> What to produce
Where does the string "ACTS" appear in the records? Copy each line that holds it.

[Items from a dataset]

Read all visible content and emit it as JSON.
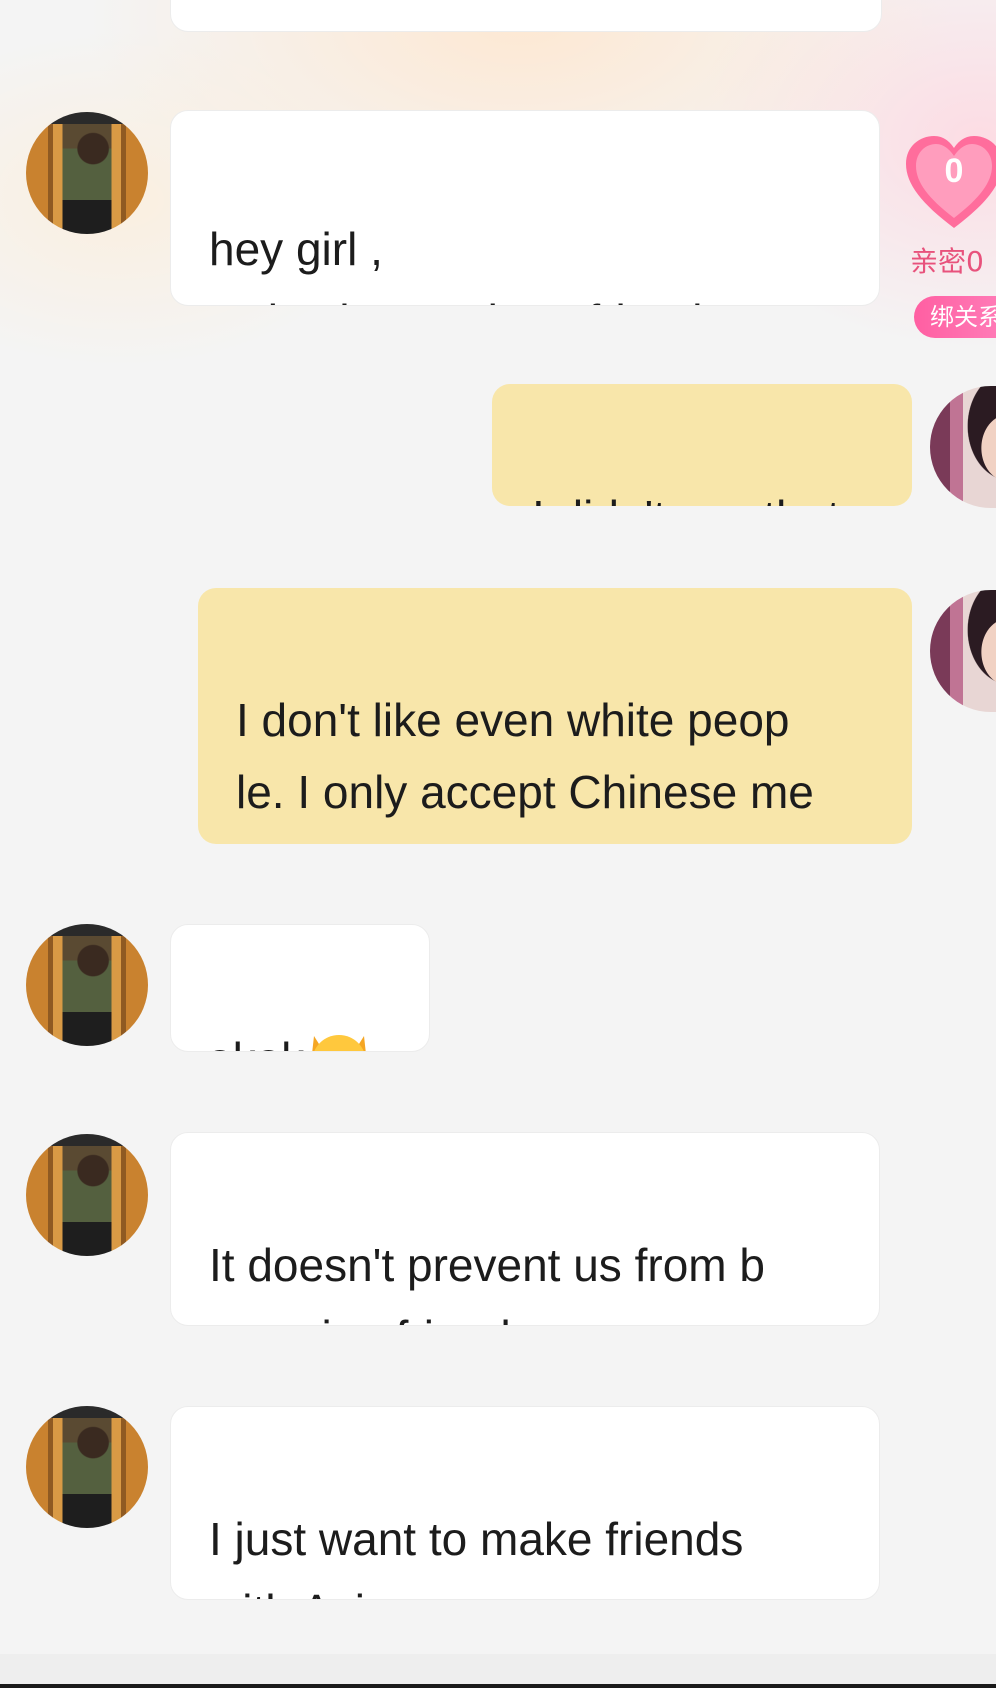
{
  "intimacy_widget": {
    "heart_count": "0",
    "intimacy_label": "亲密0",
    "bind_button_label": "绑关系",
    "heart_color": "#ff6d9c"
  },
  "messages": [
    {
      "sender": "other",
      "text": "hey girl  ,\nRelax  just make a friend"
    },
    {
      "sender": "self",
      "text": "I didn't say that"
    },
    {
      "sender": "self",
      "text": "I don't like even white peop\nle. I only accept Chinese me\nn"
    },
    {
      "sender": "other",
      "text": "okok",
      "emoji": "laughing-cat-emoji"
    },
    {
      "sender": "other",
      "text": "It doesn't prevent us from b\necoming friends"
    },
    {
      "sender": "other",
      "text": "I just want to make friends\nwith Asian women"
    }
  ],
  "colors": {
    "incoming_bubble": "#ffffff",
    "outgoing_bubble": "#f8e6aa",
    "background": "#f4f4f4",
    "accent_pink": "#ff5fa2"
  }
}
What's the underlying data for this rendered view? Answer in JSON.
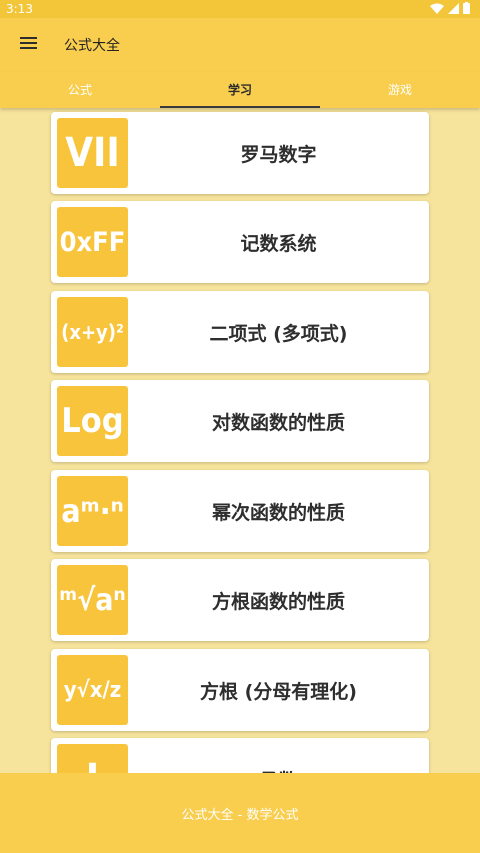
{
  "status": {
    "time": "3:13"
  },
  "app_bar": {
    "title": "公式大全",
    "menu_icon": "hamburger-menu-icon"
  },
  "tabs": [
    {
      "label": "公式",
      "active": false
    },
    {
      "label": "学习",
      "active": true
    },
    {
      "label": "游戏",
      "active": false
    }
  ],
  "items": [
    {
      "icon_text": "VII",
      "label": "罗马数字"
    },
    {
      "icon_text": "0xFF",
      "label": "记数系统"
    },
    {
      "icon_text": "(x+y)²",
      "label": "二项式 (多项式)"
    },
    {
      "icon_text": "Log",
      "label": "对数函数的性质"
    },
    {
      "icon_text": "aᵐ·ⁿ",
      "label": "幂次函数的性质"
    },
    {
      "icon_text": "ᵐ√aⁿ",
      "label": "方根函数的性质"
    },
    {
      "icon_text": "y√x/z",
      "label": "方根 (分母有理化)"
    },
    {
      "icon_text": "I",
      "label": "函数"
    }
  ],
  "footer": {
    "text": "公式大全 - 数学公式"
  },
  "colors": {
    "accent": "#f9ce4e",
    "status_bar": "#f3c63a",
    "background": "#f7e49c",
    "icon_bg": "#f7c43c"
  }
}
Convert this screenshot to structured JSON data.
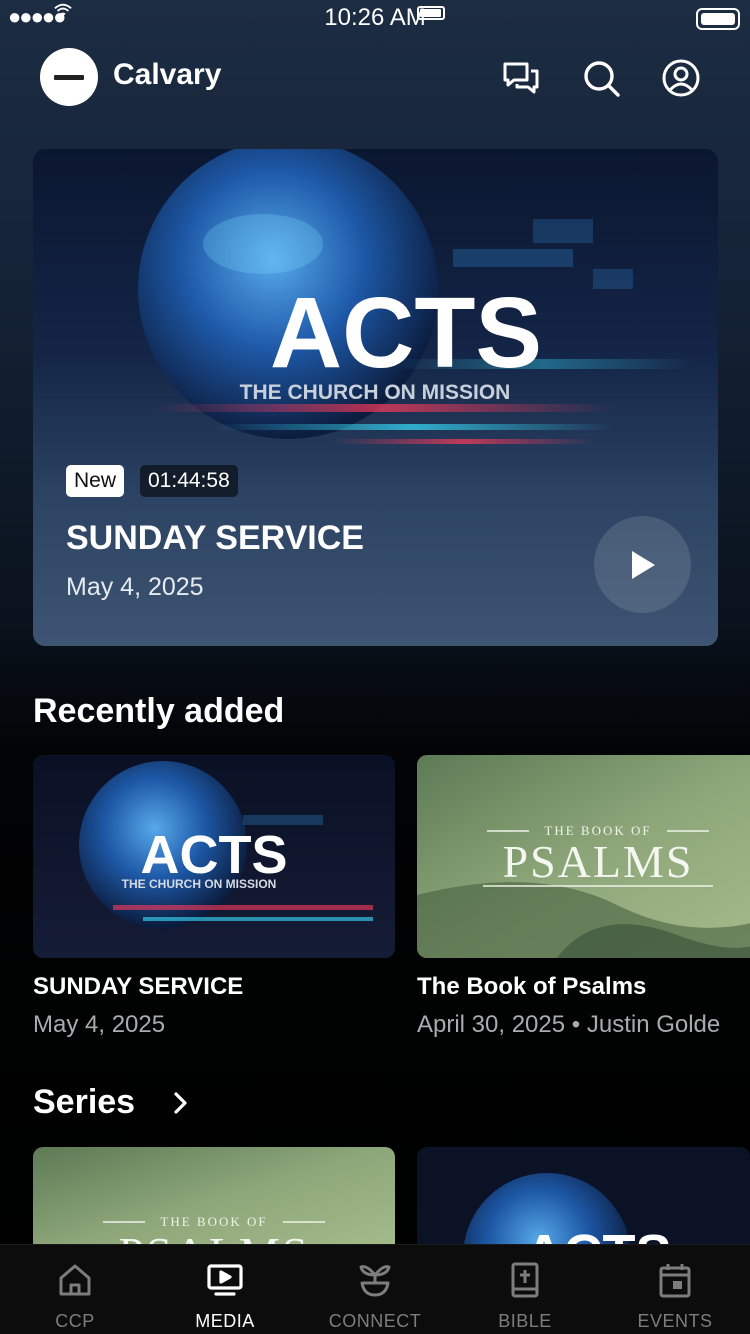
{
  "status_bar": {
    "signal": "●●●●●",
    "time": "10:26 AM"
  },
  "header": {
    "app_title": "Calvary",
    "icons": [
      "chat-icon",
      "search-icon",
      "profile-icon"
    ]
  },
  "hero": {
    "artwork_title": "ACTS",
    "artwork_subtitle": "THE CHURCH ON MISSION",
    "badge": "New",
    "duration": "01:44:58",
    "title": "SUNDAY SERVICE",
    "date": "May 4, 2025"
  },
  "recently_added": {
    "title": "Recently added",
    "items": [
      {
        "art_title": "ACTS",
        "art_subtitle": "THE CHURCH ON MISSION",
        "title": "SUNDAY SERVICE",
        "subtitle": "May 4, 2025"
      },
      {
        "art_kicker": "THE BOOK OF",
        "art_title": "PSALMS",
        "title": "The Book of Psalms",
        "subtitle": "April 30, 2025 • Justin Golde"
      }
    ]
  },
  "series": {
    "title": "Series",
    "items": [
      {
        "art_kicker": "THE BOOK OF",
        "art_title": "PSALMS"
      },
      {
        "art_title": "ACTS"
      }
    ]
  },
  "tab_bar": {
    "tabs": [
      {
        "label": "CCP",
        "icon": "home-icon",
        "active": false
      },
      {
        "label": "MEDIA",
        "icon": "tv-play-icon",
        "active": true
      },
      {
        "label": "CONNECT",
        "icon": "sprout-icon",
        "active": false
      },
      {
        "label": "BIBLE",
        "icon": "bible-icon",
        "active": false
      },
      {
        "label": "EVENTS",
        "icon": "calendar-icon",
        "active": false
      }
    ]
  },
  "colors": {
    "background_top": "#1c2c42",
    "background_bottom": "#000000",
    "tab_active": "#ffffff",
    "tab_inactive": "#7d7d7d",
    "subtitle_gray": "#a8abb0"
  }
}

> Solved exercise
    "artwork_title": "ACTS",
        "art_title": "ACTS",
        "art_title": "ACTS"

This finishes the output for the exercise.